"Dark Prophets, Black Hearts" veers into more of a traditional doom/death, ala Candlemass meets Opeth meets Paradise Lost, with a weavy plucking rhythm through its gargantuan chords. However, this is only the beginning, because it takes on an upbeat melodic death visage after a moment or so. "Wayakin" is a 9+ minute tribute to the Native peoples of the Pacific Northwest US, and the vocals here are a mix of tribal chanting and then soaring chorus vocals with manly, mantric backups. It's a pretty fascinating track that stands out even among its varied neighbors, and once again, I reiterate: hearing a Norwegian band that sings about the ancient past of my own country, rather than the other way around, is very refreshing! "Circle of Agony" has a nice, melodic descent in its opening moments, and the dual growl/snarl vocals appear once more to add a strong effect of gloom. This is perhaps one of the finer tracks on the entire album, almost irresistable as it snakes about its central themes and frolics through one conquest to the next.
"Sombre Fall, Burdened Winter" is over 11 minutes of melodic, doomed angst, in which the vocals once again take on a minor shift towards a cleaner, barking tone. The acoustic/piano breaks in the track are nicely laid out like a snowy plain, and the whole atmosphere past 4 minutes when the song becomes a somber environmental folk piece is really nice. The bonus track "Wayphearing Stranger" is a cover of the traditional folk tune, with dual male/female vocals, and it is of the quality that In Vain should probably try and get it on the soundtrack to some independent film, because it could stir up some real buzz (though the audience would be shocked when they hear the metal tracks).

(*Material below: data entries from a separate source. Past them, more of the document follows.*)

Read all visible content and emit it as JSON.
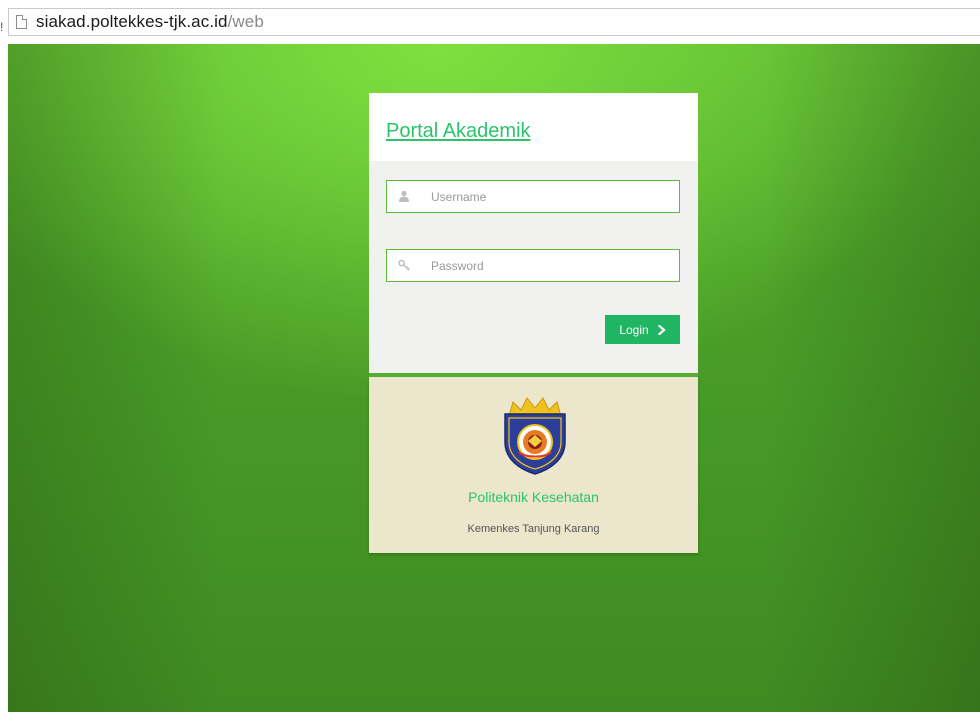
{
  "browser": {
    "edge_char": "!",
    "url_host": "siakad.poltekkes-tjk.ac.id",
    "url_path": "/web"
  },
  "login": {
    "title": "Portal Akademik",
    "username_placeholder": "Username",
    "password_placeholder": "Password",
    "button_label": "Login",
    "accent_color": "#2ac46a",
    "border_color": "#5fba39"
  },
  "institution": {
    "name": "Politeknik Kesehatan",
    "subtitle": "Kemenkes Tanjung Karang"
  },
  "icons": {
    "page": "page-icon",
    "user": "user-icon",
    "key": "key-icon",
    "chevron": "chevron-right-icon",
    "logo": "institution-logo"
  }
}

Despite the pristine production standards and killer concepts behind the album, not all the music is equally engrossing. Some of it sounds like the garden variety, big budget death/doom that a lot of Scandinavian bands produce, but then some of it is quite fetching and memorable. What I was most impressed with was the sheer diversity and the lyrical matter, which I simply would not ever expect from a Norse band. In the end, In Vain have something just different enough to offer that I feel they are a compelling band, even when the music itself isn't the type you'll be looping again and again in your head.
Highlights: On the Banks of Mississippi, Wayakin, Circle of Agony, Wayphearing Stranger